On January 15, 2018, the City of Toronto will issue a call for proposals for temporary public space installations (PSI) as part of the King Street Pilot. (UPDATE: The City just moved up the call for proposals to today, January 9th)
The most controversial aspect of the King Street Pilot has been the loss of business reported by restaurant owners. According to a letter sent to councillors by Laleh Larijani of Forno Cultura near King and Portland, business has dropped by 18% on average.
The Pilot kicked off in November 2017, reportedly affecting business negatively during the typically busy pre-holiday season. Eliminating parking and encouraging more people to take the streetcar with the promise of quicker commutes does seem like it could distract from the use of establishments along the stretch between Jarvis and Bathurst.
But, what no one seems to be focusing on is the fact that the Everyone is King: Design Build Competition is about to launch, which will surely attract more locals and tourists to King St.

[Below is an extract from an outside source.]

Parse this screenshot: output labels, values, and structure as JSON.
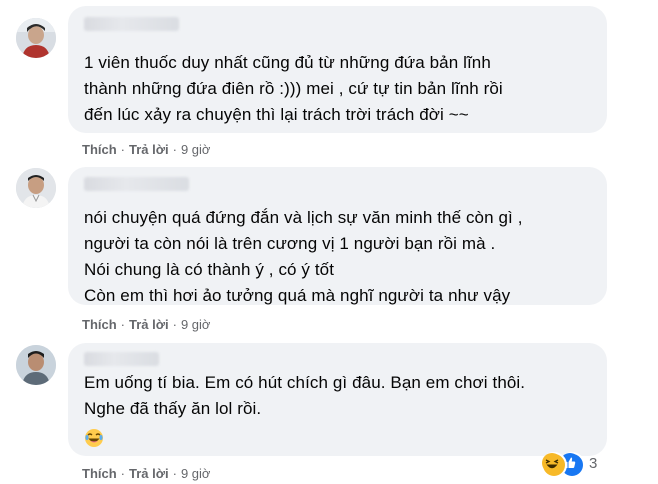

There are currently 19 curb lane public spaces in the Pilot. Last December, the City delineated the areas with planters.
Businesses can claim these spaces if they have a good idea of how to use them. Any spaces that are not claimed will be entered in the competition where anyone can submit an idea. Winning ideas will be funded for the design, build, and removal. Winners will be responsible for design, construction, installation, and removal.
At least two of the spaces will be designated for “durable destination parklets.” These spaces will be like mini parks and when the Pilot is complete at the end of the year, the parklets will be moved to another area of the city.

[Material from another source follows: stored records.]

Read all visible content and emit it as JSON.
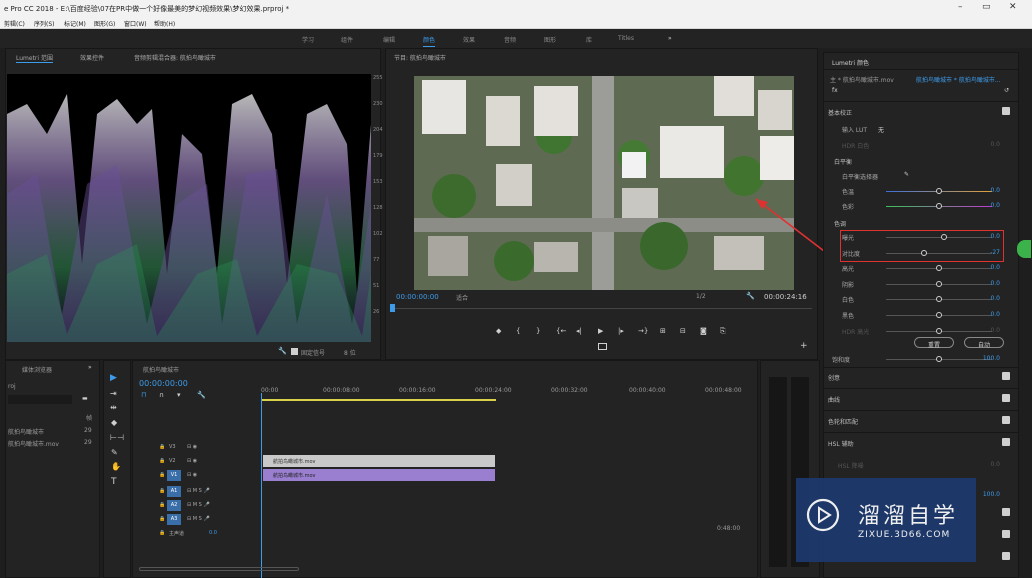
{
  "title_bar": {
    "title": "e Pro CC 2018 - E:\\百度经验\\07在PR中做一个好像最美的梦幻视频效果\\梦幻效果.prproj *",
    "minimize": "–",
    "maximize": "▭",
    "close": "✕"
  },
  "menu": [
    "剪辑(C)",
    "序列(S)",
    "标记(M)",
    "图形(G)",
    "窗口(W)",
    "帮助(H)"
  ],
  "workspaces": {
    "tabs": [
      "学习",
      "组件",
      "编辑",
      "颜色",
      "效果",
      "音频",
      "图形",
      "库",
      "Titles"
    ],
    "active": "颜色",
    "overflow": "»"
  },
  "scope_panel": {
    "tabs": [
      "Lumetri 范围",
      "效果控件",
      "音频剪辑混合器: 航拍鸟瞰城市"
    ],
    "active": "Lumetri 范围",
    "tick_labels": [
      "255",
      "230",
      "204",
      "179",
      "153",
      "128",
      "102",
      "77",
      "51",
      "26"
    ],
    "clamp_label": "固定信号",
    "bit_depth": "8 位"
  },
  "program_monitor": {
    "title": "节目: 航拍鸟瞰城市",
    "timecode": "00:00:00:00",
    "fit": "适合",
    "resolution": "1/2",
    "duration": "00:00:24:16",
    "controls": [
      "◆",
      "{",
      "}",
      "{←",
      "◂|",
      "▶",
      "|▸",
      "→}",
      "⊞",
      "⊟",
      "◙",
      "⎘"
    ]
  },
  "project_panel": {
    "title": "媒体浏览器",
    "overflow": "»",
    "label": "roj",
    "items": [
      {
        "name": "航拍鸟瞰城市",
        "fps": "29"
      },
      {
        "name": "航拍鸟瞰城市.mov",
        "fps": "29"
      }
    ],
    "fps_header": "帧"
  },
  "timeline": {
    "sequence": "航拍鸟瞰城市",
    "timecode": "00:00:00:00",
    "ruler": [
      "00:00",
      "00:00:08:00",
      "00:00:16:00",
      "00:00:24:00",
      "00:00:32:00",
      "00:00:40:00",
      "00:00:48:00"
    ],
    "video_tracks": [
      "V3",
      "V2",
      "V1"
    ],
    "audio_tracks": [
      "A1",
      "A2",
      "A3"
    ],
    "master": "主声道",
    "master_value": "0.0",
    "clips": [
      {
        "name": "航拍鸟瞰城市.mov",
        "track": "V2",
        "color": "#c9c9c9"
      },
      {
        "name": "航拍鸟瞰城市.mov",
        "track": "V1",
        "color": "#9a7fd1"
      }
    ],
    "end_time": "0:48:00"
  },
  "lumetri": {
    "title": "Lumetri 颜色",
    "clip_path": "主 * 航拍鸟瞰城市.mov",
    "clip_link": "航拍鸟瞰城市 * 航拍鸟瞰城市...",
    "fx_label": "fx",
    "basic_correction": "基本校正",
    "input_lut_label": "输入 LUT",
    "input_lut_value": "无",
    "hdr_white_label": "HDR 白色",
    "hdr_white_value": "0.0",
    "white_balance": "白平衡",
    "wb_selector": "白平衡选择器",
    "temperature": {
      "label": "色温",
      "value": "0.0"
    },
    "tint": {
      "label": "色彩",
      "value": "0.0"
    },
    "tone": "色调",
    "sliders": [
      {
        "label": "曝光",
        "value": "0.0",
        "pos": 0.55
      },
      {
        "label": "对比度",
        "value": "-27",
        "pos": 0.36
      },
      {
        "label": "高光",
        "value": "0.0",
        "pos": 0.5
      },
      {
        "label": "阴影",
        "value": "0.0",
        "pos": 0.5
      },
      {
        "label": "白色",
        "value": "0.0",
        "pos": 0.5
      },
      {
        "label": "黑色",
        "value": "0.0",
        "pos": 0.5
      },
      {
        "label": "HDR 高光",
        "value": "0.0",
        "pos": 0.5
      }
    ],
    "reset_button": "重置",
    "auto_button": "自动",
    "saturation": {
      "label": "饱和度",
      "value": "100.0"
    },
    "sections": [
      "创意",
      "曲线",
      "色轮和匹配",
      "HSL 辅助"
    ],
    "hsl_denoise_label": "HSL 降噪",
    "hsl_denoise_value": "0.0",
    "hsl_value": "100.0"
  },
  "watermark": {
    "brand": "溜溜自学",
    "url": "ZIXUE.3D66.COM"
  },
  "colors": {
    "accent": "#3d9bea",
    "highlight": "#e03131",
    "panel": "#232323"
  }
}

Here are a few ideas that the City provided for how these spaces can be used:
Creative seating, tables, flowers, shrubs, trees, logs, stones, road murals, map, maze, go-karts, zip-line, curling, skating, shuffle board, hopscotch, mini-putt, weight training, ping-pong, bowling, yoga spaces, garlands, banners, umbrellas, photo exhibit, light projections, reflexology infinity meditation path, music, sculptures, hammocks, performance stage, fashion show catwalk, bleachers, propane fire, heaters (if managed by adjacent business), Little Free Library, World Cup 2018 destination.
The call for proposals for the PSIs and the Expressions of Interest for the parklets will be issued on January 15th. If all remains on schedule, there will be 19 stunning, creative, and interactive public spaces along King between Jarvis and Bathurst by April 15th.
In the winter, the Pilot area became a crucial transit corridor for many people working and living on and around King St. During the warmer months, King will remain an important transit corridor, but it will also be a destination for pedestrians, tourists, locals, and shoppers.
The public spaces will encourage people to spend more time on King, which means they’ll likely spend more money. There will be more room on sidewalks since transit riders are waiting in safe designated areas on the street, and all the new public spaces are curbside.
It will be interesting to see if restaurant owners report a year-over-year increase in business through the spring and summer, which may offset the slow winter.
The King Street Pilot is a big change for downtown Toronto. The point of a pilot is to figure out how to do something – it’s a fluid project that changes with the needs of the population to accommodate the majority.
We’re eager to see how the Pilot shapes up throughout the year!